■ Work item ■
The expected response is a copy of every line in the entries below that includes the word "icon".

■ Dataset excerpts ■
· · · · · · ·

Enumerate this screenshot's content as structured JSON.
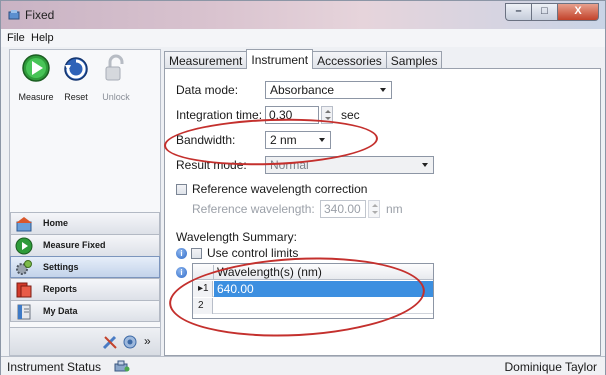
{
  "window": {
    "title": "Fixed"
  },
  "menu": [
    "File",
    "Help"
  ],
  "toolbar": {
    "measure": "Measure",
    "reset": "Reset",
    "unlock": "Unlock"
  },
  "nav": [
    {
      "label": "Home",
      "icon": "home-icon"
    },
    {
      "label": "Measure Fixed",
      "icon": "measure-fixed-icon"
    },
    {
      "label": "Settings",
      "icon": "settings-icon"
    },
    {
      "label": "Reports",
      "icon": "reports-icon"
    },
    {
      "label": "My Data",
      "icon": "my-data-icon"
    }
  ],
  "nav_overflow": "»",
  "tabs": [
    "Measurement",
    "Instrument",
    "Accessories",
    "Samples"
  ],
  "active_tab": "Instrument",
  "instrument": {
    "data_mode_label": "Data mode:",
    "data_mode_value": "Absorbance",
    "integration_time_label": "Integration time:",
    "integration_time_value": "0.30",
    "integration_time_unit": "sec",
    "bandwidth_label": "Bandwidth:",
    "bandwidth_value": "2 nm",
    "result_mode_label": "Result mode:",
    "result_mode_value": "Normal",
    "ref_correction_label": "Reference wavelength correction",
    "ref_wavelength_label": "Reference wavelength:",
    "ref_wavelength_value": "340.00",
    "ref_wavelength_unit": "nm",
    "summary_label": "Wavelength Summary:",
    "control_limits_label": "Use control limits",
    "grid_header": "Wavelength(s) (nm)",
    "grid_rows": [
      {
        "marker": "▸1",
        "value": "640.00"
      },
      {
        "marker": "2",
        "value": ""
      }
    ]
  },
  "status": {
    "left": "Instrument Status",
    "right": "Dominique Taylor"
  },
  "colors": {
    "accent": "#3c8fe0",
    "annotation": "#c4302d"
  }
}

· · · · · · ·

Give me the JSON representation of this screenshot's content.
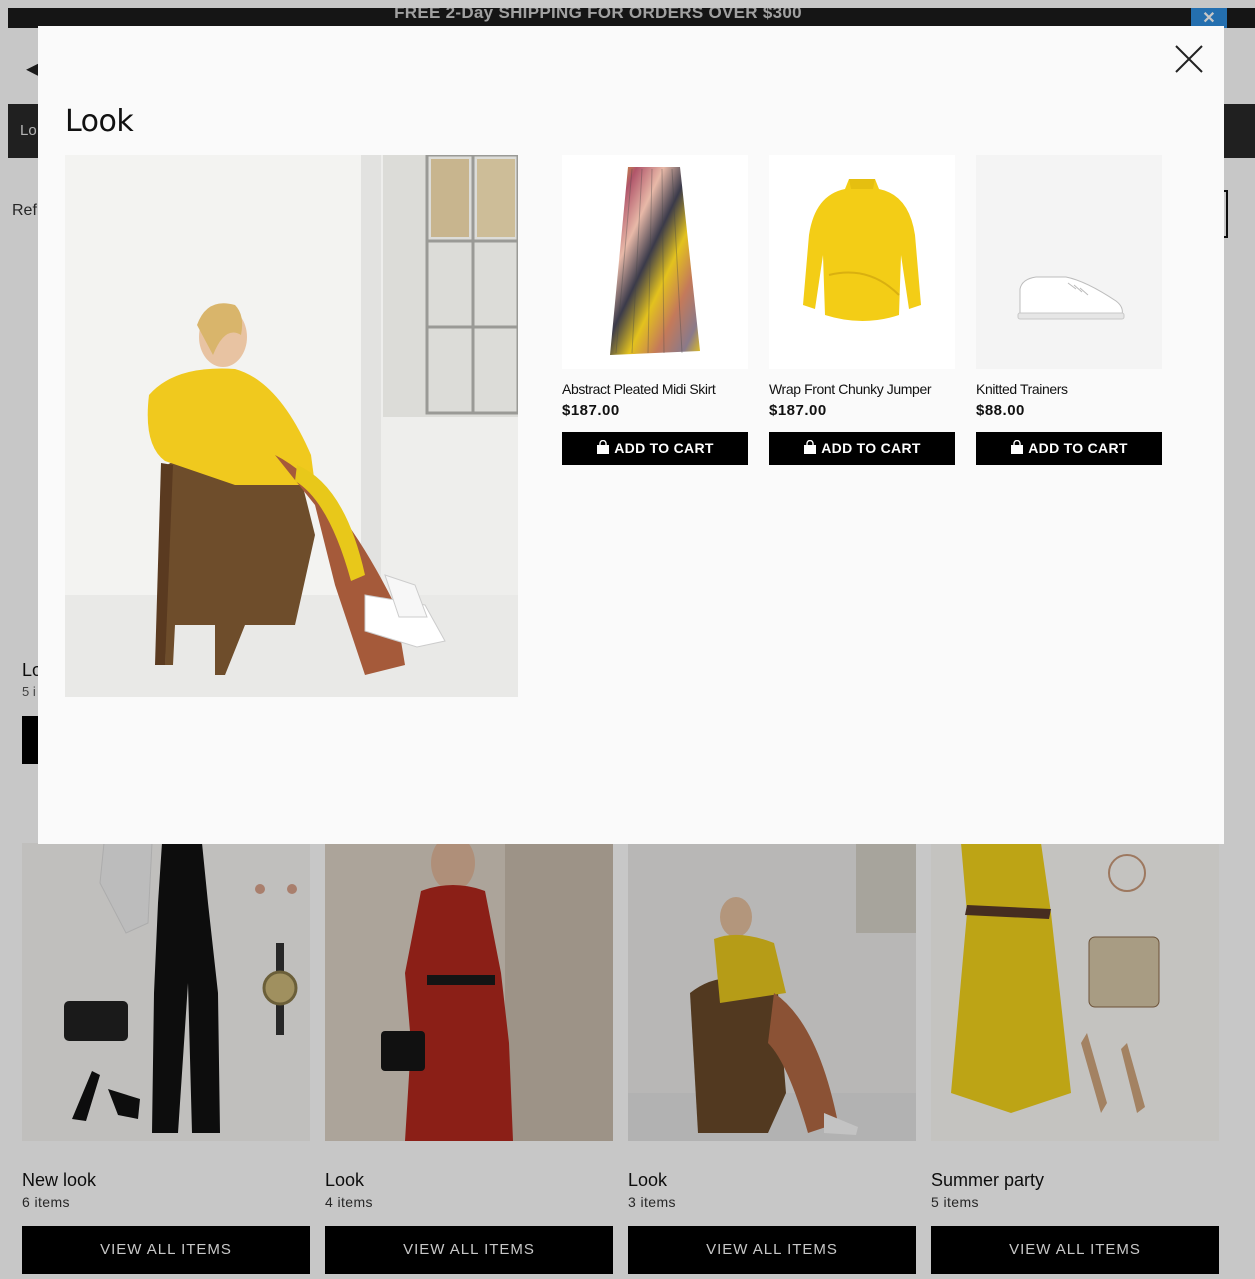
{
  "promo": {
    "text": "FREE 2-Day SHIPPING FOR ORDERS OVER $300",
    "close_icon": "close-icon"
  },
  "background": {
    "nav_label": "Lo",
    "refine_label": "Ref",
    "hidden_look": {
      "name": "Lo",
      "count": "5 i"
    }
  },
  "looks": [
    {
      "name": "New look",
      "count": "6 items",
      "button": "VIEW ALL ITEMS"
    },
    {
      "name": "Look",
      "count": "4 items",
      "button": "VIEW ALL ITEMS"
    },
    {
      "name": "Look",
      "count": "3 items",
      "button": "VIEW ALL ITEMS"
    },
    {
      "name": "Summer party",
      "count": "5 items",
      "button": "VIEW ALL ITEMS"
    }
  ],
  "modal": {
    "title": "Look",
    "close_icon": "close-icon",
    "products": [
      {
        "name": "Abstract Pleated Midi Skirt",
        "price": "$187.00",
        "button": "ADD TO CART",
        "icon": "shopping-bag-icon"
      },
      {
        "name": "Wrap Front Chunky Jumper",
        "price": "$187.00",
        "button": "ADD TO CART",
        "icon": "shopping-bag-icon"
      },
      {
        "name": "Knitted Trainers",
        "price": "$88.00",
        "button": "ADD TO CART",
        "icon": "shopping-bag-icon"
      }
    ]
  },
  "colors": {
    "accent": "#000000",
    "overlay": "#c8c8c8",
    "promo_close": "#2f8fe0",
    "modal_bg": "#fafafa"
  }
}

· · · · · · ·

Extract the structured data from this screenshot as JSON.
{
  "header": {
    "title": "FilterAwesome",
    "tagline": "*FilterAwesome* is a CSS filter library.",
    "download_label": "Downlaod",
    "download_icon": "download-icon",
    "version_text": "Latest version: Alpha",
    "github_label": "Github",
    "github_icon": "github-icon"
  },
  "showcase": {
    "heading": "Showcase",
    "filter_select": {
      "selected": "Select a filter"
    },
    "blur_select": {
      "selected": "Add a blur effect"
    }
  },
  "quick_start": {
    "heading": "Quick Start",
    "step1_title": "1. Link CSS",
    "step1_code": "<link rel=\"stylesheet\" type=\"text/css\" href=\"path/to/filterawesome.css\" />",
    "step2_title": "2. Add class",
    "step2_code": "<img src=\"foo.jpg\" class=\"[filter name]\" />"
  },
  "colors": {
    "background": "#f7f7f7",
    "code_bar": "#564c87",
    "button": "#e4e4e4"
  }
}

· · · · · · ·

■ Task output ■
      "icon": "home-icon"
      "icon": "measure-fixed-icon"
      "icon": "settings-icon"
      "icon": "reports-icon"
      "icon": "my-data-icon"
    "close_icon": "close-icon"
    "close_icon": "close-icon",
        "icon": "shopping-bag-icon"
        "icon": "shopping-bag-icon"
        "icon": "shopping-bag-icon"
    "download_icon": "download-icon",
    "github_icon": "github-icon"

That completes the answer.